Without omission or alteration, write out all of the data.

RECORDS PROVIDED:
<<<<

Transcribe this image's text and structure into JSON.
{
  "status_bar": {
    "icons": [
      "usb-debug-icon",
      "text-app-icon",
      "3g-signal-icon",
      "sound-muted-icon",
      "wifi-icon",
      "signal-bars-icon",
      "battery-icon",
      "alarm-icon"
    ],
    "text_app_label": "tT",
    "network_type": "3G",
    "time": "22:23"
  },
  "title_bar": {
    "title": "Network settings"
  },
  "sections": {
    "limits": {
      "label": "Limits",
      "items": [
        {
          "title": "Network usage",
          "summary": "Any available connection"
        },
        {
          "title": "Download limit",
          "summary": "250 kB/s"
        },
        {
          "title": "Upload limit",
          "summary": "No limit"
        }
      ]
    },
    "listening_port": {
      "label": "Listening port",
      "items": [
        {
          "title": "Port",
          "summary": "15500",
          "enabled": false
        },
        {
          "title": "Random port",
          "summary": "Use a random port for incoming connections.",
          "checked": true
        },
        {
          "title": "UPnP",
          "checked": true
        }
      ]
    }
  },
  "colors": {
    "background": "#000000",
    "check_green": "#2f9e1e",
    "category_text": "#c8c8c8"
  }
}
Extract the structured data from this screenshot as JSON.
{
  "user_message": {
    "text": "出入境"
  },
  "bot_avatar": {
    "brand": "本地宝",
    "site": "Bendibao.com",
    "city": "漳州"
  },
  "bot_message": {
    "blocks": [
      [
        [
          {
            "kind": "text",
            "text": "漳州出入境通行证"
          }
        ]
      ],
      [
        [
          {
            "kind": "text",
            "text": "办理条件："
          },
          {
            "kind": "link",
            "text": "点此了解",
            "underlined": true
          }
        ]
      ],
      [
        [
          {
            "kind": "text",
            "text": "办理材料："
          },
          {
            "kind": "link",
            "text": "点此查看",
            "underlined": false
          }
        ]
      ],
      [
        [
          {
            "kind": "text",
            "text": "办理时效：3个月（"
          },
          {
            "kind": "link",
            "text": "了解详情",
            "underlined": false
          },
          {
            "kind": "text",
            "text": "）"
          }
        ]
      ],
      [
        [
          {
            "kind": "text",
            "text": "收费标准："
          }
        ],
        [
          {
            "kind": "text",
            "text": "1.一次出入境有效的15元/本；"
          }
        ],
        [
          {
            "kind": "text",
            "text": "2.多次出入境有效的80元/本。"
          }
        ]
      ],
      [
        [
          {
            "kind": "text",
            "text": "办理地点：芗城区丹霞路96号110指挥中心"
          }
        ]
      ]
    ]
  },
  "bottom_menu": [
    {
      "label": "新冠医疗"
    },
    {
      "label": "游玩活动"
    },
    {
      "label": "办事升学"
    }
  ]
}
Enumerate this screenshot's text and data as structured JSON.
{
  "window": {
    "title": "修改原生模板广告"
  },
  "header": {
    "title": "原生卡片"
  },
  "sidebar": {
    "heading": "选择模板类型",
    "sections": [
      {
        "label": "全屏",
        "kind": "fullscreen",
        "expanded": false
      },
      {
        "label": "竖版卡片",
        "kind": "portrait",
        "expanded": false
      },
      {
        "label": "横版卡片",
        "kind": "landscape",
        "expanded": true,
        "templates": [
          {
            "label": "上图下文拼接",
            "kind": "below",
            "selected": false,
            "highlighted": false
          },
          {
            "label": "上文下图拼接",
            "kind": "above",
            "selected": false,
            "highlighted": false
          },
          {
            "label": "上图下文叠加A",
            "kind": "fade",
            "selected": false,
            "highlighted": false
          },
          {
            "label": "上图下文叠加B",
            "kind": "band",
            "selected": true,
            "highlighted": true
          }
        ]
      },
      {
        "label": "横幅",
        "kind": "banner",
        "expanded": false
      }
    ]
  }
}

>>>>

OUTPUT OF THE EXERCISE:
Transcribe this image's text and structure into JSON.
{
  "status_bar": {
    "icons": [
      "usb-debug-icon",
      "text-app-icon",
      "3g-signal-icon",
      "sound-muted-icon",
      "wifi-icon",
      "signal-bars-icon",
      "battery-icon",
      "alarm-icon"
    ],
    "text_app_label": "tT",
    "network_type": "3G",
    "time": "22:23"
  },
  "title_bar": {
    "title": "Network settings"
  },
  "sections": {
    "limits": {
      "label": "Limits",
      "items": [
        {
          "title": "Network usage",
          "summary": "Any available connection"
        },
        {
          "title": "Download limit",
          "summary": "250 kB/s"
        },
        {
          "title": "Upload limit",
          "summary": "No limit"
        }
      ]
    },
    "listening_port": {
      "label": "Listening port",
      "items": [
        {
          "title": "Port",
          "summary": "15500",
          "enabled": false
        },
        {
          "title": "Random port",
          "summary": "Use a random port for incoming connections.",
          "checked": true
        },
        {
          "title": "UPnP",
          "checked": true
        }
      ]
    }
  },
  "colors": {
    "background": "#000000",
    "check_green": "#2f9e1e",
    "category_text": "#c8c8c8"
  }
}
Extract the structured data from this screenshot as JSON.
{
  "user_message": {
    "text": "出入境"
  },
  "bot_avatar": {
    "brand": "本地宝",
    "site": "Bendibao.com",
    "city": "漳州"
  },
  "bot_message": {
    "blocks": [
      [
        [
          {
            "kind": "text",
            "text": "漳州出入境通行证"
          }
        ]
      ],
      [
        [
          {
            "kind": "text",
            "text": "办理条件："
          },
          {
            "kind": "link",
            "text": "点此了解",
            "underlined": true
          }
        ]
      ],
      [
        [
          {
            "kind": "text",
            "text": "办理材料："
          },
          {
            "kind": "link",
            "text": "点此查看",
            "underlined": false
          }
        ]
      ],
      [
        [
          {
            "kind": "text",
            "text": "办理时效：3个月（"
          },
          {
            "kind": "link",
            "text": "了解详情",
            "underlined": false
          },
          {
            "kind": "text",
            "text": "）"
          }
        ]
      ],
      [
        [
          {
            "kind": "text",
            "text": "收费标准："
          }
        ],
        [
          {
            "kind": "text",
            "text": "1.一次出入境有效的15元/本；"
          }
        ],
        [
          {
            "kind": "text",
            "text": "2.多次出入境有效的80元/本。"
          }
        ]
      ],
      [
        [
          {
            "kind": "text",
            "text": "办理地点：芗城区丹霞路96号110指挥中心"
          }
        ]
      ]
    ]
  },
  "bottom_menu": [
    {
      "label": "新冠医疗"
    },
    {
      "label": "游玩活动"
    },
    {
      "label": "办事升学"
    }
  ]
}
Enumerate this screenshot's text and data as structured JSON.
{
  "window": {
    "title": "修改原生模板广告"
  },
  "header": {
    "title": "原生卡片"
  },
  "sidebar": {
    "heading": "选择模板类型",
    "sections": [
      {
        "label": "全屏",
        "kind": "fullscreen",
        "expanded": false
      },
      {
        "label": "竖版卡片",
        "kind": "portrait",
        "expanded": false
      },
      {
        "label": "横版卡片",
        "kind": "landscape",
        "expanded": true,
        "templates": [
          {
            "label": "上图下文拼接",
            "kind": "below",
            "selected": false,
            "highlighted": false
          },
          {
            "label": "上文下图拼接",
            "kind": "above",
            "selected": false,
            "highlighted": false
          },
          {
            "label": "上图下文叠加A",
            "kind": "fade",
            "selected": false,
            "highlighted": false
          },
          {
            "label": "上图下文叠加B",
            "kind": "band",
            "selected": true,
            "highlighted": true
          }
        ]
      },
      {
        "label": "横幅",
        "kind": "banner",
        "expanded": false
      }
    ]
  }
}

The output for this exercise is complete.